Research has shown that the majority of adults in Britain believe it is important to buy sustainably sourced food, despite most admitting they don’t know how to do their bit to help the planet through the foods they buy.
Our survey about food sustainability and public knowledge of where popular food comes from, produced via OnePoll, has shown that millions of Britons don’t know the source of common foodstuffs.
Our very own favourite kitchen staple, maple syrup, was revealed to be a mystery to many respondents; of those who took part in the survey most (61%) have no idea how Maple syrup is produced – nearly a quarter believe maple syrup is made from tree bark!
As well as confusion over the origins of maple syrup, a third of Brits don’t know that feta is made from sheep’s milk, half don’t know that black pudding is primarily made from pig’s blood and 66% are unaware that peanuts grow underground!
This lack of knowledge of the origins of popular foods raises questions over awareness of sustainability sourced ingredients.
Better food knowledge is essential for sustainable cooking
James Golding, one of our UK Chef Ambassadors, called for better knowledge of foods and sustainability when cooking.
James said: “The research has revealed some interesting knowledge gaps around common foods that people consume every day.
“The origins of some of these foods will certainly surprise people, despite eating them frequently – and similarly, knowing whether these items are sustainably sourced will be unknown to many.
“While people know sustainability is important, it can sometimes be one of those things that slips to the back of people’s minds when they’re doing their food shop.”
As part of our ongoing mission to educate the next generation and highlight the benefits of maple syrup, we’re proud of our educational food engagement programmes, which cover the history of maple, its origins and the four distinct grades of syrup.
We do this by inspiring the next generation to be curious about what they eat and explore the wonderful world of food through fun and accessible kitchen adventures workbooks.

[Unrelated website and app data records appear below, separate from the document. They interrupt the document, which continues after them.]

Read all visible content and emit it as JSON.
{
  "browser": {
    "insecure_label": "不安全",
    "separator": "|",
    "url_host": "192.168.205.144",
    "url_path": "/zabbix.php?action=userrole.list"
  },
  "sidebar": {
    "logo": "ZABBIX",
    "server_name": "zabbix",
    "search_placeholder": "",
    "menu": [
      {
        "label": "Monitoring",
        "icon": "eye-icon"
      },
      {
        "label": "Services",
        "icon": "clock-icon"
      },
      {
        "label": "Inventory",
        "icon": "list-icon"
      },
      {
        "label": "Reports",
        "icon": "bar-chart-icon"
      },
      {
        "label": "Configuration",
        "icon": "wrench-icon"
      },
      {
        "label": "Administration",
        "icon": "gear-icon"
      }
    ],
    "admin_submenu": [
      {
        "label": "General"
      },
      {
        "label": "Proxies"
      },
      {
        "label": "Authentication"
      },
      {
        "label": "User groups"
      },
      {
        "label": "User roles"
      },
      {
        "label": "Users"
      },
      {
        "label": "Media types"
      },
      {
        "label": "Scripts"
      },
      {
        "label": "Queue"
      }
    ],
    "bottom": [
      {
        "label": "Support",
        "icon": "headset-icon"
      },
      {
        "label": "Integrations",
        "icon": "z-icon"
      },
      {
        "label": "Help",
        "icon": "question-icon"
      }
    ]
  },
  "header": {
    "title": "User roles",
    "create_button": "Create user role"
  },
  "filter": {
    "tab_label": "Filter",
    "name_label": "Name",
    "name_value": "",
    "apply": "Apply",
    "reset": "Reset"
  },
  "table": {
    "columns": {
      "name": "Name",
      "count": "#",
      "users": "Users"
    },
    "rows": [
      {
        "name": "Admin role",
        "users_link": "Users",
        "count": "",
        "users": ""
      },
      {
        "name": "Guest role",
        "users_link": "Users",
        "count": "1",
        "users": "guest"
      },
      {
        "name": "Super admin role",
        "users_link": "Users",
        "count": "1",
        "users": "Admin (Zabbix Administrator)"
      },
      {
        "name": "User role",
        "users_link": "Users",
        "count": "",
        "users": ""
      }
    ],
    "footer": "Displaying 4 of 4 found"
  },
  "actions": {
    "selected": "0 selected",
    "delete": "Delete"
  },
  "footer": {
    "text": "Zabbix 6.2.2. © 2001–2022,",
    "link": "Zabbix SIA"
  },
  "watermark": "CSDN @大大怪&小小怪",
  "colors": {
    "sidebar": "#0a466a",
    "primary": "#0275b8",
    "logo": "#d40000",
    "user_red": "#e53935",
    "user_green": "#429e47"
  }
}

This sustainable food education is definitely timely, with the results of our survey highlighting a desire amongst British consumers to shop sustainably but a lack of knowledge as to how to go about this.
Our study found that 64% of British adults see the importance of buying sustainably sourced foods, however 73% claimed they didn’t know what they can do to help the planet with the food they buy.
This compares to only 30% of adults claiming they never think about how their food is produced, while 55% admitted that they’d turn a blind eye to production processes in favour of buying lower quality produce.
Finally, 56% claimed they would consider changing their eating habits to help the planet, with one in six Brits already taking this step.
The impact of food on the environment
With the food we consume having a direct impact on the environment, whether that’s the produce itself or the way items are farmed, it’s promising that almost half (47%) of those surveyed claiming that knowing that a certain food had a positive impact on the ecosystem would affect their shopping habits.
With this in mind, it’s important to identify sustainable products and find ingredients that have a positive impact on our ecosystem.
One such example is pure Canadian maple syrup, with the maple forests of Québec providing an important ecosystem that reduces soil erosion, water runoff and even improves air quality. 962,200 metric tons of carbon is absorbed by maple syrup producing forests each year.
These vast protected forests are crucial for regulating climate control as well as providing a home for the many species of animals that live there. Maple forests used for maple production are generally protected from logging by Quebec law and cannot be cut down. When someone uses 1 tsp of a maple product instead of 1 tsp of another sweetener each day for a year two maple trees go into production and under protection.
On top of this, the way maple syrup is produced is extremely sustainable, with well-tended trees yielding sap for well over 100 years. In fact, many maple producers have been producing maple syrup from the same trees for generations. Producing maple is one of the least invasive ways to use the Quebec maple forest. It is the only industry that can guarantee retaining this ecosystem for future generations.
Furthermore, even dead and diseased trees continue to be used in various ways, namely as lumber or to fuel evaporators in sugar shacks.
So, whether you’re looking for a natural source of energy or a bold ingredient with a versatile flavour profile to complement regular recipes, pure Canadian maple syrup is a sustainable, and vegan-friendly, option!
A natural source of energy
Maple syrup is a natural source of energy. Check out our recipes for food and drinks before, during, and after exercise.